Comparing Rotomoulding to Other Plastic Moulding Techniques

In the realm of manufacturing, the creation of plastic products can be achieved through various moulding techniques, each with its unique processes, benefits, and applications. Among these, Rotomoulding stands out for its versatility and cost-effectiveness, particularly in producing large, hollow items. This article compares rotomoulding to other prevalent plastic moulding techniques, highlighting their differences, advantages, and ideal use cases.

Understanding Rotomoulding

Rotational moulding, commonly referred to as rotomoulding, involves a heated hollow mould which is filled with a charge or shot weight of material. It is then slowly rotated (usually around two perpendicular axes), causing the softened material to disperse and stick to the walls of the mould. In order to maintain even thickness throughout the part, the mould continues to rotate at all times during the heating phase and to avoid sagging or deformation also during the cooling phase.

Advantages of Rotomoulding

  • Design Flexibility: Rotomoulding allows for complex shapes and designs with consistent wall thickness, undercuts, and intricate contours without compromising the structural integrity of the product.
  • Cost-Effective for Small Runs: The low cost of mould fabrication makes rotomoulding particularly cost-effective for small production runs and for large, hollow products.
  • Durability: Products manufactured through this process are more resistant to stress-cracking, corrosion, and impacts, making them ideal for a wide range of applications.

How Does It Compare?

Injection Moulding

Injection moulding involves injecting molten plastic into a mould under high pressure. It’s suitable for mass-producing products with highly detailed geometries. Unlike rotomoulding, injection moulding can achieve faster cycle times and produce items with more intricate details. However, it requires more significant initial investments in tooling, making it less cost-effective for small production runs.

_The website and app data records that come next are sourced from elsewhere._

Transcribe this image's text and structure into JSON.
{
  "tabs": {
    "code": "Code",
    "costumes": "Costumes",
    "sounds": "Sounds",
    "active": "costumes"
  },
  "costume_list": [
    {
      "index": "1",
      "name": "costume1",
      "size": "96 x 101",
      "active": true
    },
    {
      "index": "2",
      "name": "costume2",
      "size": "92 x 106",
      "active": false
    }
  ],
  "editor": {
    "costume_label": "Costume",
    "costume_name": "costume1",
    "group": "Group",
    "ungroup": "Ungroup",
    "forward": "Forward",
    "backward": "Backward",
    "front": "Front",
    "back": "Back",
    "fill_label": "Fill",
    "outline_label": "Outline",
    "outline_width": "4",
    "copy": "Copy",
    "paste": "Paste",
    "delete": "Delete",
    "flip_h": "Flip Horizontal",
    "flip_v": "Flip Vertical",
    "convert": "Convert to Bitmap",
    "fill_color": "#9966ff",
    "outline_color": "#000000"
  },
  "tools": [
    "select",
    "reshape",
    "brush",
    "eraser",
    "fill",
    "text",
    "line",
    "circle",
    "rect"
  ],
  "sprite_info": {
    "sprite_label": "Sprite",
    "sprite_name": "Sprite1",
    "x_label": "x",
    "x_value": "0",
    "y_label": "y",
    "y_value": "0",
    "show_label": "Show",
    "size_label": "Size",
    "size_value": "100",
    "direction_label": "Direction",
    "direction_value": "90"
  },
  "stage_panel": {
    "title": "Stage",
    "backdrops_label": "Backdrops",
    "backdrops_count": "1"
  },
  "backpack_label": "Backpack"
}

Blow Moulding

Blow moulding is predominantly used for making hollow plastic bottles and containers. The process involves inflating heated plastic into a mould cavity. While blow moulding shares similarities with rotomoulding in producing hollow objects, rotomoulding offers more shape versatility and produces products with more uniform wall thicknesses.


Thermoforming shapes plastic by heating a sheet of plastic material and then forming it over a mould. This method is excellent for large panels and relatively shallow products. Compared to rotomoulding, thermoforming is limited in the complexity of shapes it can produce and tends to have a less uniform wall thickness.

Ideal Use Cases for Rotomoulding

Rotomoulding is particularly advantageous for creating large, hollow, or concave items such as tanks, kayaks, and playground equipment. It’s also a preferred method when product durability is a priority or when the production volume does not justify the high mould costs associated with injection moulding.


Choosing the right plastic moulding technique depends on the product’s design, application, volume, and budget constraints. Rotomoulding stands out for its versatility and cost-efficiency in specific scenarios, particularly when compared to other moulding methods like injection moulding, blow moulding, and thermoforming. By understanding the strengths and limitations of each technique, manufacturers can select the most appropriate process for their product, ensuring quality, efficiency, and economic viability.

About Alex

Alex Wilson: Alex, a former tech industry executive, provides in-depth analysis of the tech industry, startup ecosystem, and venture capital.
View all posts by Alex →